The bill did not allow community members to choose if they would rather have their cases heard by magistrates’ courts and, thus, under civil law. Instead, it compelled people who did not recognise a particular traditional leader as legitimate to submit to his authority for dispute resolution.

Worse still, it empowered traditional leaders to take away people’s property rights as punishment in some cases. It therefore perpetuated the legal segregation and second-class citizenship imposed on people in the Bantustans.

A woman attending a traditional event in Msinga, Kwa-Zulu Natal, South Africa. Reuters

The ANC’s stubborn determination

The governing African National Congress has remained determined to pass the bill into law. It is partial to traditional leaders because it apparently believes they are vital to winning the rural vote. This, however, is unproven. The ANC also says traditional leaders are the “custodians” of African culture, which is not so. Further, rural local government is weak and it sees traditional institutions as a potential substitute.

President Jacob Zuma promised traditional leaders in 2010 that the bill would be passed by the end of that year. Subsequently, the ANC tried to pass the bill despite being repeatedly advised by civil society and people in rural areas that it was unconstitutional.

The government hoped to address the concern of inadequate consultation by processing the bill through the house of parliament that looks after the interests of provinces. The bill was therefore introduced in the National Council of Provinces in 2012, virtually unchanged even though criticism persisted that it was unconstitutional.

Constitutional objections raised were that it:

After the provinces conducted their consultations they too were largely persuaded that the bill would not pass constitutional muster. Zuma finally had to concede these problems in November 2012. But the bill lingered until it was realised in February last year that it had lapsed.

The bill makes a comeback

The first the public learned of the bill’s resurfacing was in March this year when Justice Minister Michael Masutha gave a written reply to a question in parliament. He said he intended to table a revised version in November or soon thereafter, after consultations with all stakeholders.

Despite his promise, it appears that the justice department will compress the consultation period. Given the problem that pre-drafting consultations were previously inadequate it seems unwise to short-circuit this process.

The discussion document that is to form the basis of the public dialogue has not yet been made available.
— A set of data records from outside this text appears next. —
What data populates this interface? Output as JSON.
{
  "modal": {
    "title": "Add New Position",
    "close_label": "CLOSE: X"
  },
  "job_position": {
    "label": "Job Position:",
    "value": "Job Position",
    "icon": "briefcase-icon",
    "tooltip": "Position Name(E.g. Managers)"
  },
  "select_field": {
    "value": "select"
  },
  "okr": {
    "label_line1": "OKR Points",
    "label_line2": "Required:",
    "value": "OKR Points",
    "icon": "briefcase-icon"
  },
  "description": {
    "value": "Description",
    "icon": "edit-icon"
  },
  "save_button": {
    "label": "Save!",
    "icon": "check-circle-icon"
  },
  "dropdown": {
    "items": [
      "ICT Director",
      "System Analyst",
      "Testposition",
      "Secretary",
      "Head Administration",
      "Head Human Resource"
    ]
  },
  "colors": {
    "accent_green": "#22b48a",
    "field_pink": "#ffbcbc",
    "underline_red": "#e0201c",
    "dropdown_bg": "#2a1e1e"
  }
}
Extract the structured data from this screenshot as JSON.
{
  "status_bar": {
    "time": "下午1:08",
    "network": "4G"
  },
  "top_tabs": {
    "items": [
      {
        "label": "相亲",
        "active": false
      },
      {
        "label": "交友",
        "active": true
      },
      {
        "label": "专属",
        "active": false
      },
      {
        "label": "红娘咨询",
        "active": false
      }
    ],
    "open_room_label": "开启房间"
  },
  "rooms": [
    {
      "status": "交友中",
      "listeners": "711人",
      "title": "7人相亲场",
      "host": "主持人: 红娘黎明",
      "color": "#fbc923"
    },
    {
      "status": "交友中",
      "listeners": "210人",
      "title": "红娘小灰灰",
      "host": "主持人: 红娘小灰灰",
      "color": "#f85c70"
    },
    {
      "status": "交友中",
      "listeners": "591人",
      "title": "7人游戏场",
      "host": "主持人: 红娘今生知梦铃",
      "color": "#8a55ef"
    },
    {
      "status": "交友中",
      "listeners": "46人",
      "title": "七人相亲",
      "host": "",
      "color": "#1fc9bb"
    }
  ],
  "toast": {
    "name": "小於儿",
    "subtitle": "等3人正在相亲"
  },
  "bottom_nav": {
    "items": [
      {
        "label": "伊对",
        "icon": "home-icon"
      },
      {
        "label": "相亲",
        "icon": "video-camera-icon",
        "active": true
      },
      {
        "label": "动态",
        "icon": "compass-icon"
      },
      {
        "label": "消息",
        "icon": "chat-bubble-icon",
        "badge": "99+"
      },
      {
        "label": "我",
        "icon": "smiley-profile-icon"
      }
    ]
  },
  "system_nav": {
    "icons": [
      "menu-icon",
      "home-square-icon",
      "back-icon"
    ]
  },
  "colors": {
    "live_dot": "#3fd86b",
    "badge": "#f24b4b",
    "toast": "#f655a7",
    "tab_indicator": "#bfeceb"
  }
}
We can only hope that it is based on the public comments received in the backlash against the original bill and allows substantial input from ordinary people.

Reason for hope

What offers some hope is that the justice department’s approach to traditional courts may have evolved. It recently described traditional courts as a means of alternative dispute resolution.

One hopes that government has realised that it is indefensible to regulate traditional courts as “courts” under the constitution. Factually, they are not courts in the same sense as civil courts. They are mediation and arbitration forums, highly dependent for effectiveness on participation by the communities that use them.

This is why communities should play a central role in their conception. But to be truly representative they need to be reformed to fundamentally respect women’s rights to equality and non-discrimination.

Want to write?

Write an article and join a growing community of more than 171,200 academics and researchers from 4,744 institutions.

Register now